START Input data

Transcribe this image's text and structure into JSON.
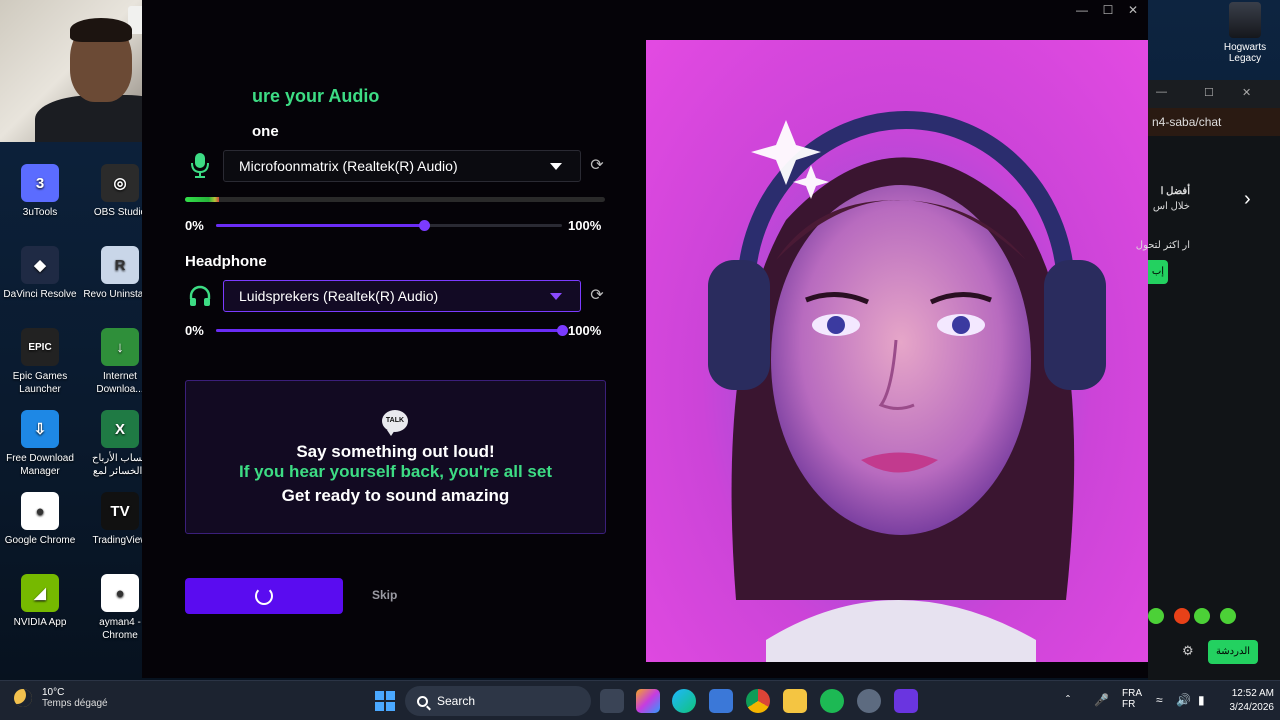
{
  "desktop": {
    "icons": [
      {
        "label": "3uTools",
        "glyph": "3",
        "color": "#5b6cff"
      },
      {
        "label": "OBS Studio",
        "glyph": "◎",
        "color": "#2b2b2b"
      },
      {
        "label": "DaVinci Resolve",
        "glyph": "◆",
        "color": "#1f2a44"
      },
      {
        "label": "Revo Uninstaller",
        "glyph": "R",
        "color": "#c9d6e8"
      },
      {
        "label": "Epic Games Launcher",
        "glyph": "EPIC",
        "color": "#222"
      },
      {
        "label": "Internet Downloa...",
        "glyph": "↓",
        "color": "#2f8f3a"
      },
      {
        "label": "Free Download Manager",
        "glyph": "⇩",
        "color": "#1e88e5"
      },
      {
        "label": "حساب الأرباح والخسائر لمع",
        "glyph": "X",
        "color": "#1f7a44"
      },
      {
        "label": "Google Chrome",
        "glyph": "●",
        "color": "#ffffff"
      },
      {
        "label": "TradingView",
        "glyph": "TV",
        "color": "#111"
      },
      {
        "label": "NVIDIA App",
        "glyph": "◢",
        "color": "#76b900"
      },
      {
        "label": "ayman4 - Chrome",
        "glyph": "●",
        "color": "#ffffff"
      }
    ],
    "hogwarts_label": "Hogwarts Legacy"
  },
  "app": {
    "title": "ure your Audio",
    "mic_heading": "one",
    "mic_device": "Microfoonmatrix (Realtek(R) Audio)",
    "mic_level": 0.08,
    "mic_volume": 0.6,
    "mic_min": "0%",
    "mic_max": "100%",
    "headphone_heading": "Headphone",
    "headphone_device": "Luidsprekers (Realtek(R) Audio)",
    "headphone_volume": 1.0,
    "hp_min": "0%",
    "hp_max": "100%",
    "talk_icon": "TALK",
    "line1": "Say something out loud!",
    "line2": "If you hear yourself back, you're all set",
    "line3": "Get ready to sound amazing",
    "skip_label": "Skip",
    "colors": {
      "accent": "#5a0cf0",
      "green": "#3ddc84"
    }
  },
  "browser": {
    "address": "n4-saba/chat",
    "ar1": "أفضل ا",
    "ar2": "خلال اس",
    "ar3": "ار اكثر لتحول",
    "pill": "إب",
    "chat_button": "الدردشة"
  },
  "taskbar": {
    "temp": "10°C",
    "weather": "Temps dégagé",
    "search_label": "Search",
    "lang1": "FRA",
    "lang2": "FR",
    "time": "12:52 AM",
    "date": "3/24/2026"
  }
}
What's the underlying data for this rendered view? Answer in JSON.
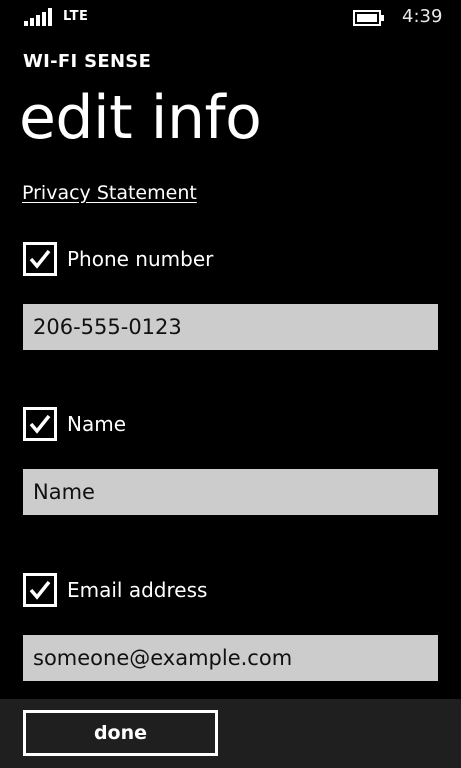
{
  "status_bar": {
    "signal_icon": "signal-strength-icon",
    "network": "LTE",
    "battery_icon": "battery-icon",
    "time": "4:39"
  },
  "header": {
    "app_title": "WI-FI SENSE",
    "page_title": "edit info"
  },
  "privacy_link": "Privacy Statement",
  "fields": [
    {
      "checkbox_label": "Phone number",
      "checked": true,
      "value": "206-555-0123",
      "placeholder": ""
    },
    {
      "checkbox_label": "Name",
      "checked": true,
      "value": "",
      "placeholder": "Name"
    },
    {
      "checkbox_label": "Email address",
      "checked": true,
      "value": "someone@example.com",
      "placeholder": ""
    }
  ],
  "app_bar": {
    "done_label": "done"
  },
  "colors": {
    "background": "#000000",
    "text": "#ffffff",
    "field_background": "#cccccc",
    "app_bar_background": "#1f1f1f"
  }
}
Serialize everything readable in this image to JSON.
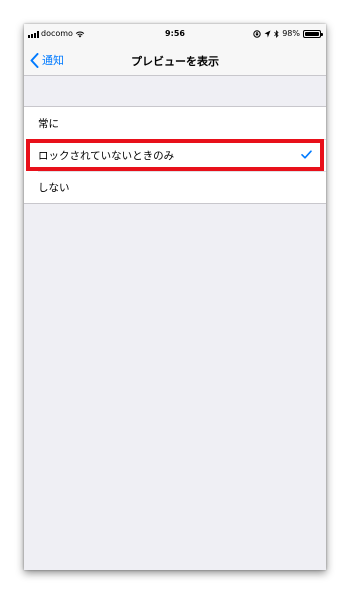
{
  "status_bar": {
    "carrier": "docomo",
    "time": "9:56",
    "battery_text": "98%",
    "battery_level": 0.98
  },
  "nav": {
    "back_label": "通知",
    "title": "プレビューを表示"
  },
  "options": [
    {
      "label": "常に",
      "selected": false
    },
    {
      "label": "ロックされていないときのみ",
      "selected": true,
      "highlighted": true
    },
    {
      "label": "しない",
      "selected": false
    }
  ],
  "colors": {
    "accent": "#007aff",
    "highlight_border": "#e8101a",
    "background": "#efeff4"
  }
}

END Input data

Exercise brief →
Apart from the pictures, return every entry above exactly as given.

Exercise answer →
Transcribe this image's text and structure into JSON.
{
  "desktop": {
    "icons": [
      {
        "label": "3uTools",
        "glyph": "3",
        "color": "#5b6cff"
      },
      {
        "label": "OBS Studio",
        "glyph": "◎",
        "color": "#2b2b2b"
      },
      {
        "label": "DaVinci Resolve",
        "glyph": "◆",
        "color": "#1f2a44"
      },
      {
        "label": "Revo Uninstaller",
        "glyph": "R",
        "color": "#c9d6e8"
      },
      {
        "label": "Epic Games Launcher",
        "glyph": "EPIC",
        "color": "#222"
      },
      {
        "label": "Internet Downloa...",
        "glyph": "↓",
        "color": "#2f8f3a"
      },
      {
        "label": "Free Download Manager",
        "glyph": "⇩",
        "color": "#1e88e5"
      },
      {
        "label": "حساب الأرباح والخسائر لمع",
        "glyph": "X",
        "color": "#1f7a44"
      },
      {
        "label": "Google Chrome",
        "glyph": "●",
        "color": "#ffffff"
      },
      {
        "label": "TradingView",
        "glyph": "TV",
        "color": "#111"
      },
      {
        "label": "NVIDIA App",
        "glyph": "◢",
        "color": "#76b900"
      },
      {
        "label": "ayman4 - Chrome",
        "glyph": "●",
        "color": "#ffffff"
      }
    ],
    "hogwarts_label": "Hogwarts Legacy"
  },
  "app": {
    "title": "ure your Audio",
    "mic_heading": "one",
    "mic_device": "Microfoonmatrix (Realtek(R) Audio)",
    "mic_level": 0.08,
    "mic_volume": 0.6,
    "mic_min": "0%",
    "mic_max": "100%",
    "headphone_heading": "Headphone",
    "headphone_device": "Luidsprekers (Realtek(R) Audio)",
    "headphone_volume": 1.0,
    "hp_min": "0%",
    "hp_max": "100%",
    "talk_icon": "TALK",
    "line1": "Say something out loud!",
    "line2": "If you hear yourself back, you're all set",
    "line3": "Get ready to sound amazing",
    "skip_label": "Skip",
    "colors": {
      "accent": "#5a0cf0",
      "green": "#3ddc84"
    }
  },
  "browser": {
    "address": "n4-saba/chat",
    "ar1": "أفضل ا",
    "ar2": "خلال اس",
    "ar3": "ار اكثر لتحول",
    "pill": "إب",
    "chat_button": "الدردشة"
  },
  "taskbar": {
    "temp": "10°C",
    "weather": "Temps dégagé",
    "search_label": "Search",
    "lang1": "FRA",
    "lang2": "FR",
    "time": "12:52 AM",
    "date": "3/24/2026"
  }
}
What's the underlying data for this rendered view? Answer in JSON.
{
  "status_bar": {
    "signal_icon": "signal-strength-icon",
    "network": "LTE",
    "battery_icon": "battery-icon",
    "time": "4:39"
  },
  "header": {
    "app_title": "WI-FI SENSE",
    "page_title": "edit info"
  },
  "privacy_link": "Privacy Statement",
  "fields": [
    {
      "checkbox_label": "Phone number",
      "checked": true,
      "value": "206-555-0123",
      "placeholder": ""
    },
    {
      "checkbox_label": "Name",
      "checked": true,
      "value": "",
      "placeholder": "Name"
    },
    {
      "checkbox_label": "Email address",
      "checked": true,
      "value": "someone@example.com",
      "placeholder": ""
    }
  ],
  "app_bar": {
    "done_label": "done"
  },
  "colors": {
    "background": "#000000",
    "text": "#ffffff",
    "field_background": "#cccccc",
    "app_bar_background": "#1f1f1f"
  }
}
Serialize everything readable in this image to JSON.
{
  "status_bar": {
    "carrier": "docomo",
    "time": "9:56",
    "battery_text": "98%",
    "battery_level": 0.98
  },
  "nav": {
    "back_label": "通知",
    "title": "プレビューを表示"
  },
  "options": [
    {
      "label": "常に",
      "selected": false
    },
    {
      "label": "ロックされていないときのみ",
      "selected": true,
      "highlighted": true
    },
    {
      "label": "しない",
      "selected": false
    }
  ],
  "colors": {
    "accent": "#007aff",
    "highlight_border": "#e8101a",
    "background": "#efeff4"
  }
}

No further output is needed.